His motto was, “Look out for number one.” As you can probably tell, this motto was not based on the pre-flight safety demonstration that instructs passengers to put on their own oxygen masks before helping others. My father did whatever was best for him without considering how it might hurt those around him.
I remember visiting his office on rare occasions as a child. Sometimes he was there, and other times, he was not. When he was not in the office, there was a great energy and buzz. People were relaxed and happy while getting their work done. When he was around, no one would speak to each other unless they absolutely needed to. It was a very stressful vibe, to say the least. I thought that this was normal and okay (and boy, was I wrong).
During my first week of college, a business management professor asked my section, “How do you lead if you want to be successful?” My hand shot up and I shared my “wisdom” that you need to lead with fear so that people will respect you. I still remember the look on the professor’s face … disbelief, mixed with, “Wow, you must be a spoiled brat, Sandy.” I remember feeling embarrassed, but not quite understanding why I felt that way. My dad was successful, he led with fear, and he demanded “respect.” Was there actually another way?
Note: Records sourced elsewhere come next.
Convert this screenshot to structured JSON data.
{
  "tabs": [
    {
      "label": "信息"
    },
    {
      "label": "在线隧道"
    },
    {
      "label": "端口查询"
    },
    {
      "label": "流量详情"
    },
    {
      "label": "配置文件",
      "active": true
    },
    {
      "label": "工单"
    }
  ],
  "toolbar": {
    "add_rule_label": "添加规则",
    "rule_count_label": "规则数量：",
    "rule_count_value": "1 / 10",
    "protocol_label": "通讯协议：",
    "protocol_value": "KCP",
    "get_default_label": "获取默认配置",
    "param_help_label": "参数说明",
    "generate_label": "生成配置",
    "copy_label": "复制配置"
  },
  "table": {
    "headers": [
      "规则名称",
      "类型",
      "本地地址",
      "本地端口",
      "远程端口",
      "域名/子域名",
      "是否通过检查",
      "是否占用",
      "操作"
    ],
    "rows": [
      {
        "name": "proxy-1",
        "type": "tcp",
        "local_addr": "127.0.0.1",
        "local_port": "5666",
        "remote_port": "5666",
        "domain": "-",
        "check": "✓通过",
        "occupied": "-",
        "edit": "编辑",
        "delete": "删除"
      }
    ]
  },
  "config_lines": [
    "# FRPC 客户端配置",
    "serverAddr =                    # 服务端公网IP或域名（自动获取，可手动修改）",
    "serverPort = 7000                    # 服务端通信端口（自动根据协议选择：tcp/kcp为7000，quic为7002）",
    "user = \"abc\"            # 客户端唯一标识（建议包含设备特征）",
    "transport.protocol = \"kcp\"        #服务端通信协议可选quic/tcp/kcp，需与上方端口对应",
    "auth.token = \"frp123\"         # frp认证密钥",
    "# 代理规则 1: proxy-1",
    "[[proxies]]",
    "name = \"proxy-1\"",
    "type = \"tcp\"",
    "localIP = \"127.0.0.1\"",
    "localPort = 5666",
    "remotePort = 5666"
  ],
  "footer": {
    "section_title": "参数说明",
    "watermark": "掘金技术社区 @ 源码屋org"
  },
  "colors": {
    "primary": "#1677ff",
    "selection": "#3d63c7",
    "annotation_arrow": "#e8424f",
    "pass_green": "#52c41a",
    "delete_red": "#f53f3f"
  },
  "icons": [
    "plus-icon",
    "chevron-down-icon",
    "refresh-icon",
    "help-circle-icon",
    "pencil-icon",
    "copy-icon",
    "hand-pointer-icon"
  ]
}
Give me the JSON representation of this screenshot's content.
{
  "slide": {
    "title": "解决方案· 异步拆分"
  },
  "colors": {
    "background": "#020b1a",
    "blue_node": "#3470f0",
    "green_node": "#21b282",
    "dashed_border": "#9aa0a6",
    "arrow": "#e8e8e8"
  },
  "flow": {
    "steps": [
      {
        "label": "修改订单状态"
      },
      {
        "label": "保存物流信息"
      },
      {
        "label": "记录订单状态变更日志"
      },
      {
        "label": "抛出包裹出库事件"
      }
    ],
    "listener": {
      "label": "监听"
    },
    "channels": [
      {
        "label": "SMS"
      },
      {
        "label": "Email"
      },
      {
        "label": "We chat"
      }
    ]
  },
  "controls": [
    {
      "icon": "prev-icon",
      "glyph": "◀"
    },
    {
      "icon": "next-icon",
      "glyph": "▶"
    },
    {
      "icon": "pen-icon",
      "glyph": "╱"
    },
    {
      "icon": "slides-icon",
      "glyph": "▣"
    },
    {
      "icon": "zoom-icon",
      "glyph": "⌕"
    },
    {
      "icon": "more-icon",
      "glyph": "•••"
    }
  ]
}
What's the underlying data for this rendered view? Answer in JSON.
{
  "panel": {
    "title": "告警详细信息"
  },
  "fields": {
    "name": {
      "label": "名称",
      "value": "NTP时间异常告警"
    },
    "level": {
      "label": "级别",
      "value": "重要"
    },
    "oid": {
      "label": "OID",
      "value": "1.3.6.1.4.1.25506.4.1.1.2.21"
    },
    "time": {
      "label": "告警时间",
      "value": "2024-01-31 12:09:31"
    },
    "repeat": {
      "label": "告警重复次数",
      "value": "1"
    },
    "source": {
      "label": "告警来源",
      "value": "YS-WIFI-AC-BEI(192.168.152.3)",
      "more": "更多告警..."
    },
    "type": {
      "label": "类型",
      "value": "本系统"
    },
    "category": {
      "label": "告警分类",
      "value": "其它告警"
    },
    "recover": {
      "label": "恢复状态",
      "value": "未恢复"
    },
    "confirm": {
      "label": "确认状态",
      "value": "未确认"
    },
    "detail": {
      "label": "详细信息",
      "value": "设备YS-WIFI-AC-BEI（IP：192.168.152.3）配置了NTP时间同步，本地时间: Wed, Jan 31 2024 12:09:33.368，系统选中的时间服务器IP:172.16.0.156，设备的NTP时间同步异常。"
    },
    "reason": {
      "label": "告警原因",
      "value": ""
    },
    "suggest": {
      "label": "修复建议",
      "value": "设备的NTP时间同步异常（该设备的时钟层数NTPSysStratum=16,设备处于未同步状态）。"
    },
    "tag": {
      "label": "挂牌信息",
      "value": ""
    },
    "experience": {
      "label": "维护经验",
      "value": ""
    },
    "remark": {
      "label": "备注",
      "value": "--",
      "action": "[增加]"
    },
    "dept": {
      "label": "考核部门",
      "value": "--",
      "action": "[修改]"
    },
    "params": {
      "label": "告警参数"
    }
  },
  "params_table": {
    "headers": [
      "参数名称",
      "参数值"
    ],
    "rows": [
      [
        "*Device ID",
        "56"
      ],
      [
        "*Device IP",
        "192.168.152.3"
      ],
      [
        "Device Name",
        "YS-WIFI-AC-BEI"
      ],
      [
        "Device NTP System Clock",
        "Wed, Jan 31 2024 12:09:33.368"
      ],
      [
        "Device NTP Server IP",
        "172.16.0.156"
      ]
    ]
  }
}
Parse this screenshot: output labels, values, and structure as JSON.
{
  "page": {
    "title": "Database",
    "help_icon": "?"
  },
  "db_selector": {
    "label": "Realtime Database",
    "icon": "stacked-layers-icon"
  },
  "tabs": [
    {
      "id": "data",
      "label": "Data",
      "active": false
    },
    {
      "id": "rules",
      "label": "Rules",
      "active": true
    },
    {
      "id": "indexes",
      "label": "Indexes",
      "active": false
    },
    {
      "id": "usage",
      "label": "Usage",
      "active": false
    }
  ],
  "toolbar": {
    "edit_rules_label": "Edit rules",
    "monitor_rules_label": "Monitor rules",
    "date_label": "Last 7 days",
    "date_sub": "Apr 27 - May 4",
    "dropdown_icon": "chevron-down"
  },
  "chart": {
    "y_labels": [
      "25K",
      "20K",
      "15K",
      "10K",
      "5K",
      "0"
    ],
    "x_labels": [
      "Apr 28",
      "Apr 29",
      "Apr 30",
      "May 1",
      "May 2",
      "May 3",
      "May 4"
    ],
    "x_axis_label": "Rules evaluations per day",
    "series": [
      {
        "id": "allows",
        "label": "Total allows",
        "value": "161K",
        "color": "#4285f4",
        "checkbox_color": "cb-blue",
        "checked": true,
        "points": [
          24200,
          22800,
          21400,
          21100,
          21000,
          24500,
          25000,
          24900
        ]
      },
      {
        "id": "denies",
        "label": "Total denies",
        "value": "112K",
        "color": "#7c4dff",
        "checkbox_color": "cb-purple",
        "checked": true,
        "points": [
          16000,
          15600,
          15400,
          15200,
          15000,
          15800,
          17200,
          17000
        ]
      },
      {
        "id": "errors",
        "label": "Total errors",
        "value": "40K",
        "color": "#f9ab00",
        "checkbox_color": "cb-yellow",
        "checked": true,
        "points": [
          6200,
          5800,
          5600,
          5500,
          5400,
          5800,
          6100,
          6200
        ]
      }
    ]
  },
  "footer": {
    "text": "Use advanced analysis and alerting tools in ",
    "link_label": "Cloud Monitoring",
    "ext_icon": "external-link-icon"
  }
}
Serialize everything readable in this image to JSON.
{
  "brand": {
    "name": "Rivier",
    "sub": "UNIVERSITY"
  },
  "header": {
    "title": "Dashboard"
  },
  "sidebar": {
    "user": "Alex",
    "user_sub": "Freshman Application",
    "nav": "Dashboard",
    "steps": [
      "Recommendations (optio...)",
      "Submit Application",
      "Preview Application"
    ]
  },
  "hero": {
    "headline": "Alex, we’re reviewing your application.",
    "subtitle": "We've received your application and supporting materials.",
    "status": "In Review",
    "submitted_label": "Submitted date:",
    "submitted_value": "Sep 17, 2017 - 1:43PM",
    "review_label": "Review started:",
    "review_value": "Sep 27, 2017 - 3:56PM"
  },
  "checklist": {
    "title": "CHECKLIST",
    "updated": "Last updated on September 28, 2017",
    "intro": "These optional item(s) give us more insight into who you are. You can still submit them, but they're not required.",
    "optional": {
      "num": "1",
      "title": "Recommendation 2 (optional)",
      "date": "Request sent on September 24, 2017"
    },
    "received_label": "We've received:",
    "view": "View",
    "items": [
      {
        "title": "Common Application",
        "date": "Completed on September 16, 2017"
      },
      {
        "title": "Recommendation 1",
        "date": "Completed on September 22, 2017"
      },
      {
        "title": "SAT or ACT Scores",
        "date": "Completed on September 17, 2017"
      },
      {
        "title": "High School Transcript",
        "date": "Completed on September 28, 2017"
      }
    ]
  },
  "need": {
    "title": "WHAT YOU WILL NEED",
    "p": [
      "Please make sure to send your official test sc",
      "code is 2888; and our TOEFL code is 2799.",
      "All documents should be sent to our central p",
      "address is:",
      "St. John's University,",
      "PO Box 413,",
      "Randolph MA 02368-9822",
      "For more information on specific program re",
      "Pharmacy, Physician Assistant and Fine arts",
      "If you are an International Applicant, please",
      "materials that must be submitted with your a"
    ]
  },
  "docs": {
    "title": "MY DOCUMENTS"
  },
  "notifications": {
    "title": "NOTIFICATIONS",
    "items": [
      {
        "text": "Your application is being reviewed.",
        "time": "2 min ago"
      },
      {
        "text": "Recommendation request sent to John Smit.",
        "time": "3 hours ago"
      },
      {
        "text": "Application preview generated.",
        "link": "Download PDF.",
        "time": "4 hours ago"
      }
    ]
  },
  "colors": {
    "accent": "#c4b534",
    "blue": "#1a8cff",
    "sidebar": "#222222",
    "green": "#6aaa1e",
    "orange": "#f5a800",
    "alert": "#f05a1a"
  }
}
As I started my professional life, I noticed that workplaces came in two general varieties: the cutthroat kind like my dad’s company, where it is all about the leader and a few at the top getting their way, or the collaborative kind we enjoy at The Simons Group, where we work together for the good of the team, the company and our clients. Here are some of the lessons that I have learned throughout my career. They have made me a better leader, and I hope they can do the same for you:
- Aim to bring out the best in others. No leader’s job is to be the smartest one in the room. To accomplish anything noteworthy, you have to trust and involve other people who are smarter than you in their areas of expertise. As a leader, you need to collaborate with and foster talent in other people, which can sometimes be a difficult feat. My advice is to find and appreciate what makes everyone different and nurture those differences to bring out the best in others. Ultimately, you’ll make the team stronger as a unit.
- Be objective, not emotional. Problems and the stress that they bring are daily occurrences in life and in business. While it may be tempting to fly off the handle and react emotionally, try not to. This emotional response can often compound your problems. My suggestion is to take a step back and wait until your emotions have subsided so you can look at the situation objectively. This cooling-off period may take an hour or an entire week — take as much time as you need to ensure that you are looking at the whole picture. Using this approach will help you actually tackle the problem, rather than adding fuel to the fire.
- Be kind to earn respect. There’s nothing more unappealing than acting like you are superior. Airs of superiority will only get you so far if you are trying to lead a team. Instead, try treating others with kindness, even if they don’t return the favor. Some people will appreciate the kindness you show and may respond in the same manner. While you won’t be able to please everyone, being nice will gain you respect from more of your peers.
What are your tips for being a great leader? Let us know in the comments below.